How To Care For Your Dog During The COVID-19 Crisis
Updated: Apr 23, 2020
"COVID-19 HAS SHOOK UP THE WORLD IN SUCH A DRAMATIC, UNPRECEDENTED FASHION. WE CAN'T EVEN GO TO PUPPY MEETING UP, VISIT THE GROOMERS OR GO ON ORGANISED DOG WALKS FOR THE FORESEEABLE FUTURE".
Covid-19 has shook up the world in such a dramatic, unprecedented fashion. As much as an impact it’s having on us, our dogs are feeling the effects too. For everyone self-isolating, things like food shopping or taking your dog for a walk suddenly become more complicated. We can’t go to puppy meetings up, visit the groomers or go on organised dog walks for the foreseeable future. This is upsetting; however, things will improve in the long term so let’s stick together and stay strong!
We’ve tried to answer some questions you may have about your dog during the Corona pandemic and how you can keep them happy and safe during this time. If there’s something we’ve failed to cover, leave your question in the comments below.
How to keep your dog mentally stimulated?
Its very important your pup is mentally stimulated throughout the day; dogs can often act out or misbehave if they are bored or not getting enough attention. Some simple activities to keep your dog entertained could include a game we like to play called ‘sniff work’. This would entail hiding treats around your house and getting your dog to smell it out. As simple as it is, it’s effective and your dog could be entertained for hours! Another game we encourage is teaching your dog a new trick. This will require a lot of patience from yourself, but this is greatest way to keep your dog stimulated during lockdown.

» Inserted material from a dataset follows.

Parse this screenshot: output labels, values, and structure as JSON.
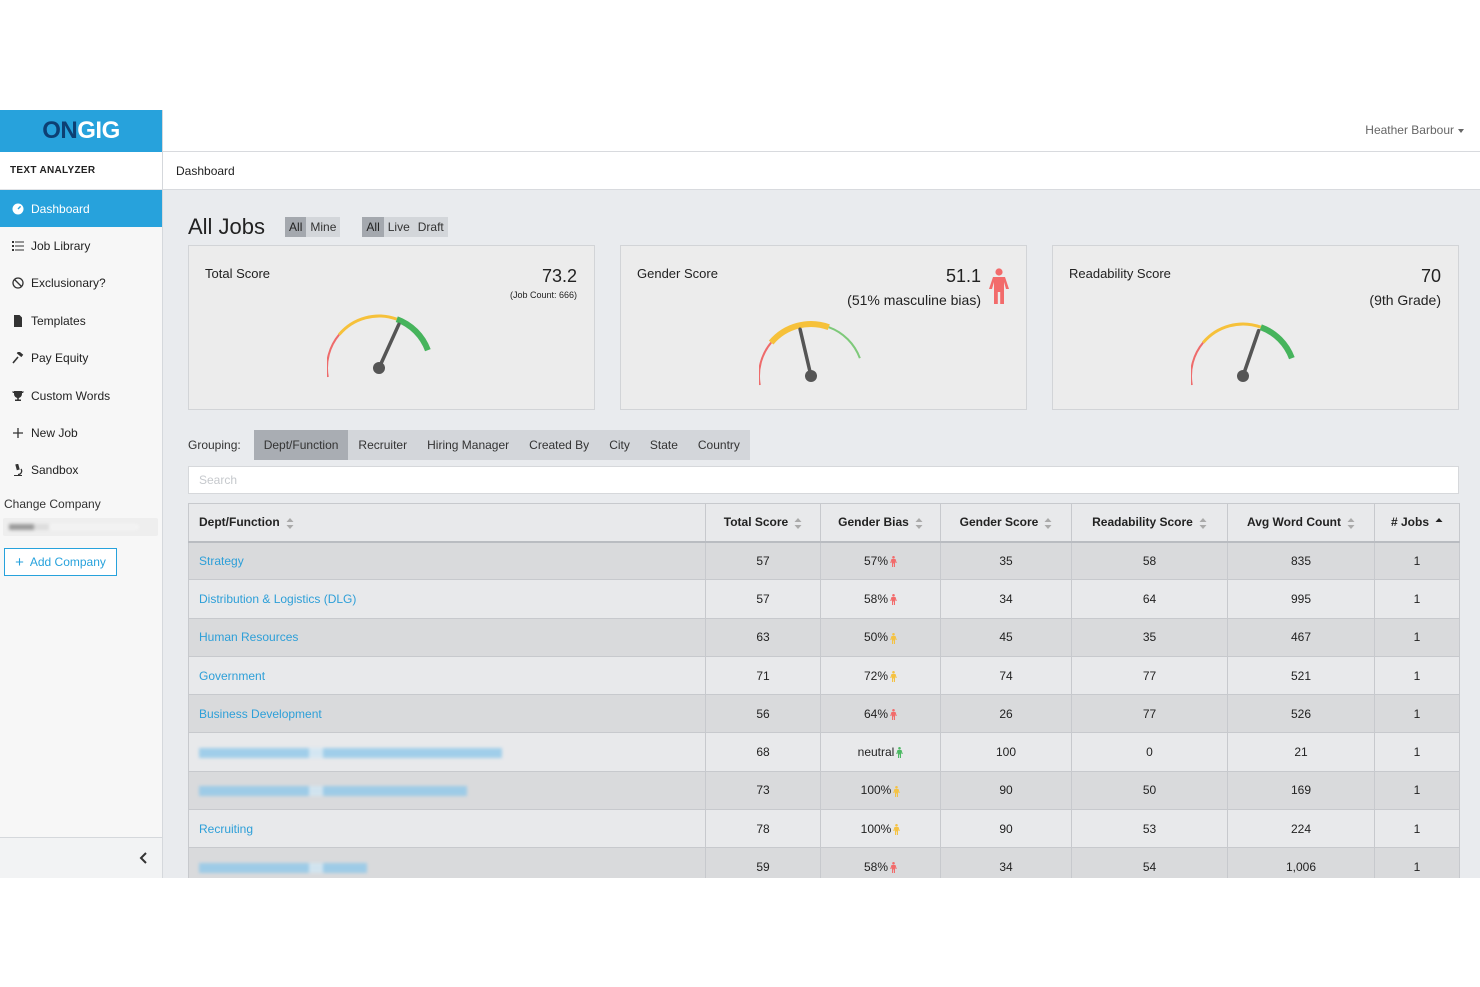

What can I do to keep my dog active?
As the Government has outlined, we are now limited to 1 hour of outdoor exercise per day, following social distancing rules. If your living in a household with more than 2 people, you can take advantage of this and walk your dog per family member.
This is something we’d recommend with caution, and the safest option would be to exercise your dog in the garden (if you have one) and play there. We can appreciate, not everyone will have a garden or one adequate to cater for a dog running around in but this is the safest place as you won’t be interacting with anyone else to put your yourself and others at risk.
Can I visit the vets if my dogs ill?
Government advice is to stay at home and avoid others unless absolutely necessary, so if your pet needs medical care during this period, call your vet in the first instance to seek options.
Should you touch other dogs/pets when outdoors?
Its best not to get too close to other people’s dogs whilst on walks and we’d advise against stroking/petting other dogs. Reason being is, the virus can stay on various surfaces for a number of days and this could include dogs’ fur. Dogs could be potential carriers of the virus so remember to wash your hands with soap and warm water after you’ve been in contact
Can dogs catch COVID-19?
According to veterinaryrecord there have been isolated cases of dogs testing positive for the virus in Hong Kong. For example, In the report it highlights the case of a 17-year-old Pomeranian dog where the owner had tested positive for Covid-19 and the dog was showing some symptoms. It is important to note that the dog had various medical test which came back negative. This would suggest the virus was unable to grow even when the best possible medium was provided.
The dog never showed any relevant clinical signs, so it is extremely difficult to identify whether the dog had COVID-19 or something similar such as respiratory problems. It is most probably that dogs cannot catch the Corona virus, but we can appreciate there can always be exceptions and more case studies need to be conducted before real evidence is gathered.
How will dogs adjust when things go back to normal?
When things return to normal our dogs will be re-introduced back into their normal routine. Which for the most part, I can imagine, will involve your pup spending more time on their own and less time in human company. Initially your dog may become needy and demand more attention because whilst in isolation, they will have spent more time with you.
I think it’s important to stay firm with your doggy and if possible, slowly decrease the amount of time you spend with your dog over a gradual period. Doing this too quickly could be detrimental to your relationship and your dog could develop separation anxiety.
STAY AT HOME, PROTECT NHS, SAVE LIVES.